▸ **WHAT THE TASK ASKS**: This exercise needs the listing below duplicated exactly.

▸ **DATA**:
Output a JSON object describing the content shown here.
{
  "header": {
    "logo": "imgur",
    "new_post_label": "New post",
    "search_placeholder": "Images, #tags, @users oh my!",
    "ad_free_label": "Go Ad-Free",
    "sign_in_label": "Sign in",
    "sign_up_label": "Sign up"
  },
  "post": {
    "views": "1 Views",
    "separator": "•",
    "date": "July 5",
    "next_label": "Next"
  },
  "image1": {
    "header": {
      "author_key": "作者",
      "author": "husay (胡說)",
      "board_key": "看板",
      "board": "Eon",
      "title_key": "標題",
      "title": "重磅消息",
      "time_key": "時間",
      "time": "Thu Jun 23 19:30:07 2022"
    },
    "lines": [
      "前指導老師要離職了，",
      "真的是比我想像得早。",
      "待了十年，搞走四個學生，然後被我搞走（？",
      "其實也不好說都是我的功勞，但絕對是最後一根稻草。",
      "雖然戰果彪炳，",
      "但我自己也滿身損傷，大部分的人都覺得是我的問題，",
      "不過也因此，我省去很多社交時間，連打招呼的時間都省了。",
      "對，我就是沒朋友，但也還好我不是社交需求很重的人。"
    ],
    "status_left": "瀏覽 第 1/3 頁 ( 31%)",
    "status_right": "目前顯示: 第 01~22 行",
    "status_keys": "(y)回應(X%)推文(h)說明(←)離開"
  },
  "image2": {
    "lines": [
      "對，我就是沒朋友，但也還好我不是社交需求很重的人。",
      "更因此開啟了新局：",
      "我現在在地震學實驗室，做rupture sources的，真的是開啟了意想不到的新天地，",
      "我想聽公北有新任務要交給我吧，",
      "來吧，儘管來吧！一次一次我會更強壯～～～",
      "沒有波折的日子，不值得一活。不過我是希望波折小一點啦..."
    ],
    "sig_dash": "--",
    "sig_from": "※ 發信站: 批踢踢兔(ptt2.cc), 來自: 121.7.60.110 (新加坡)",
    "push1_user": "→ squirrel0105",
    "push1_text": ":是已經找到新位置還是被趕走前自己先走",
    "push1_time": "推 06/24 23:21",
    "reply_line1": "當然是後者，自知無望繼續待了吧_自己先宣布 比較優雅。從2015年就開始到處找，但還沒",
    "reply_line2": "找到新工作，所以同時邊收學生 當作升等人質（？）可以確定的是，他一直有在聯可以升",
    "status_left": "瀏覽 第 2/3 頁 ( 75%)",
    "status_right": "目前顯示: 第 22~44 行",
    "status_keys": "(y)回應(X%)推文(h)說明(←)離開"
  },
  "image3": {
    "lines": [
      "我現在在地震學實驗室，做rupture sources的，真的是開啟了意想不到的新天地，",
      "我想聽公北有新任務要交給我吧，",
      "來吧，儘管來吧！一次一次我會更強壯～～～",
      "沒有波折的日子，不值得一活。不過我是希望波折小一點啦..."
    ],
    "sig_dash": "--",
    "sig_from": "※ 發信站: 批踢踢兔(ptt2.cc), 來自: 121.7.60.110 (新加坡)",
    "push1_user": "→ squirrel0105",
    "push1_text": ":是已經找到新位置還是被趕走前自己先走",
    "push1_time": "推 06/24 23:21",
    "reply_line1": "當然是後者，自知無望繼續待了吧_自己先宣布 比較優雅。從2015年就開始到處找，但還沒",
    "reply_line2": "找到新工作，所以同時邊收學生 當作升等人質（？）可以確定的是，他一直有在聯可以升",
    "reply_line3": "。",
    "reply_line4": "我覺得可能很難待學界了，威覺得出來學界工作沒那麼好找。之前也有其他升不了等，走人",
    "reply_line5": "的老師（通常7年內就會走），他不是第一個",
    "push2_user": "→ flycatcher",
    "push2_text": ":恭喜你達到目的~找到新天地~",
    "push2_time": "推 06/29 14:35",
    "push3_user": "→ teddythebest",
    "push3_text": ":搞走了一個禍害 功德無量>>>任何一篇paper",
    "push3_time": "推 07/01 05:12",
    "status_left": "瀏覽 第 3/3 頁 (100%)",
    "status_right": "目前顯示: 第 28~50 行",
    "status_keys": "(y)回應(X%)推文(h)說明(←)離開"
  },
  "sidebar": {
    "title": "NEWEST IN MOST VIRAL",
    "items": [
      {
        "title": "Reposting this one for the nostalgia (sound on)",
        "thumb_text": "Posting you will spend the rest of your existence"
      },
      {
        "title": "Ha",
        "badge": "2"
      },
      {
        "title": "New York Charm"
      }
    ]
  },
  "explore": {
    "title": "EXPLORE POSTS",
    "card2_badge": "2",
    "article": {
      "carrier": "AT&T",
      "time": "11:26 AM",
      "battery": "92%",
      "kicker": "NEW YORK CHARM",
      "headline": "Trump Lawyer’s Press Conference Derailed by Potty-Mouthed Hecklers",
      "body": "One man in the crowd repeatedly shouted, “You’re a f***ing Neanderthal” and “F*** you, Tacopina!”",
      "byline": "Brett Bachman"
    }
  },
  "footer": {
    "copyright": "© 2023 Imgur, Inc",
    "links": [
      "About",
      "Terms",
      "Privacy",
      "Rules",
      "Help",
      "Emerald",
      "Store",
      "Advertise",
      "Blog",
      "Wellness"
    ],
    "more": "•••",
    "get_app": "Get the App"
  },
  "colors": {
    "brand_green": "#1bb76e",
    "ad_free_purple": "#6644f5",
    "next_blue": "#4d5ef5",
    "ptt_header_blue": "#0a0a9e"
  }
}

▸ **YOUR RESPONSE**:
Output a JSON object describing the content shown here.
{
  "header": {
    "logo": "imgur",
    "new_post_label": "New post",
    "search_placeholder": "Images, #tags, @users oh my!",
    "ad_free_label": "Go Ad-Free",
    "sign_in_label": "Sign in",
    "sign_up_label": "Sign up"
  },
  "post": {
    "views": "1 Views",
    "separator": "•",
    "date": "July 5",
    "next_label": "Next"
  },
  "image1": {
    "header": {
      "author_key": "作者",
      "author": "husay (胡說)",
      "board_key": "看板",
      "board": "Eon",
      "title_key": "標題",
      "title": "重磅消息",
      "time_key": "時間",
      "time": "Thu Jun 23 19:30:07 2022"
    },
    "lines": [
      "前指導老師要離職了，",
      "真的是比我想像得早。",
      "待了十年，搞走四個學生，然後被我搞走（？",
      "其實也不好說都是我的功勞，但絕對是最後一根稻草。",
      "雖然戰果彪炳，",
      "但我自己也滿身損傷，大部分的人都覺得是我的問題，",
      "不過也因此，我省去很多社交時間，連打招呼的時間都省了。",
      "對，我就是沒朋友，但也還好我不是社交需求很重的人。"
    ],
    "status_left": "瀏覽 第 1/3 頁 ( 31%)",
    "status_right": "目前顯示: 第 01~22 行",
    "status_keys": "(y)回應(X%)推文(h)說明(←)離開"
  },
  "image2": {
    "lines": [
      "對，我就是沒朋友，但也還好我不是社交需求很重的人。",
      "更因此開啟了新局：",
      "我現在在地震學實驗室，做rupture sources的，真的是開啟了意想不到的新天地，",
      "我想聽公北有新任務要交給我吧，",
      "來吧，儘管來吧！一次一次我會更強壯～～～",
      "沒有波折的日子，不值得一活。不過我是希望波折小一點啦..."
    ],
    "sig_dash": "--",
    "sig_from": "※ 發信站: 批踢踢兔(ptt2.cc), 來自: 121.7.60.110 (新加坡)",
    "push1_user": "→ squirrel0105",
    "push1_text": ":是已經找到新位置還是被趕走前自己先走",
    "push1_time": "推 06/24 23:21",
    "reply_line1": "當然是後者，自知無望繼續待了吧_自己先宣布 比較優雅。從2015年就開始到處找，但還沒",
    "reply_line2": "找到新工作，所以同時邊收學生 當作升等人質（？）可以確定的是，他一直有在聯可以升",
    "status_left": "瀏覽 第 2/3 頁 ( 75%)",
    "status_right": "目前顯示: 第 22~44 行",
    "status_keys": "(y)回應(X%)推文(h)說明(←)離開"
  },
  "image3": {
    "lines": [
      "我現在在地震學實驗室，做rupture sources的，真的是開啟了意想不到的新天地，",
      "我想聽公北有新任務要交給我吧，",
      "來吧，儘管來吧！一次一次我會更強壯～～～",
      "沒有波折的日子，不值得一活。不過我是希望波折小一點啦..."
    ],
    "sig_dash": "--",
    "sig_from": "※ 發信站: 批踢踢兔(ptt2.cc), 來自: 121.7.60.110 (新加坡)",
    "push1_user": "→ squirrel0105",
    "push1_text": ":是已經找到新位置還是被趕走前自己先走",
    "push1_time": "推 06/24 23:21",
    "reply_line1": "當然是後者，自知無望繼續待了吧_自己先宣布 比較優雅。從2015年就開始到處找，但還沒",
    "reply_line2": "找到新工作，所以同時邊收學生 當作升等人質（？）可以確定的是，他一直有在聯可以升",
    "reply_line3": "。",
    "reply_line4": "我覺得可能很難待學界了，威覺得出來學界工作沒那麼好找。之前也有其他升不了等，走人",
    "reply_line5": "的老師（通常7年內就會走），他不是第一個",
    "push2_user": "→ flycatcher",
    "push2_text": ":恭喜你達到目的~找到新天地~",
    "push2_time": "推 06/29 14:35",
    "push3_user": "→ teddythebest",
    "push3_text": ":搞走了一個禍害 功德無量>>>任何一篇paper",
    "push3_time": "推 07/01 05:12",
    "status_left": "瀏覽 第 3/3 頁 (100%)",
    "status_right": "目前顯示: 第 28~50 行",
    "status_keys": "(y)回應(X%)推文(h)說明(←)離開"
  },
  "sidebar": {
    "title": "NEWEST IN MOST VIRAL",
    "items": [
      {
        "title": "Reposting this one for the nostalgia (sound on)",
        "thumb_text": "Posting you will spend the rest of your existence"
      },
      {
        "title": "Ha",
        "badge": "2"
      },
      {
        "title": "New York Charm"
      }
    ]
  },
  "explore": {
    "title": "EXPLORE POSTS",
    "card2_badge": "2",
    "article": {
      "carrier": "AT&T",
      "time": "11:26 AM",
      "battery": "92%",
      "kicker": "NEW YORK CHARM",
      "headline": "Trump Lawyer’s Press Conference Derailed by Potty-Mouthed Hecklers",
      "body": "One man in the crowd repeatedly shouted, “You’re a f***ing Neanderthal” and “F*** you, Tacopina!”",
      "byline": "Brett Bachman"
    }
  },
  "footer": {
    "copyright": "© 2023 Imgur, Inc",
    "links": [
      "About",
      "Terms",
      "Privacy",
      "Rules",
      "Help",
      "Emerald",
      "Store",
      "Advertise",
      "Blog",
      "Wellness"
    ],
    "more": "•••",
    "get_app": "Get the App"
  },
  "colors": {
    "brand_green": "#1bb76e",
    "ad_free_purple": "#6644f5",
    "next_blue": "#4d5ef5",
    "ptt_header_blue": "#0a0a9e"
  }
}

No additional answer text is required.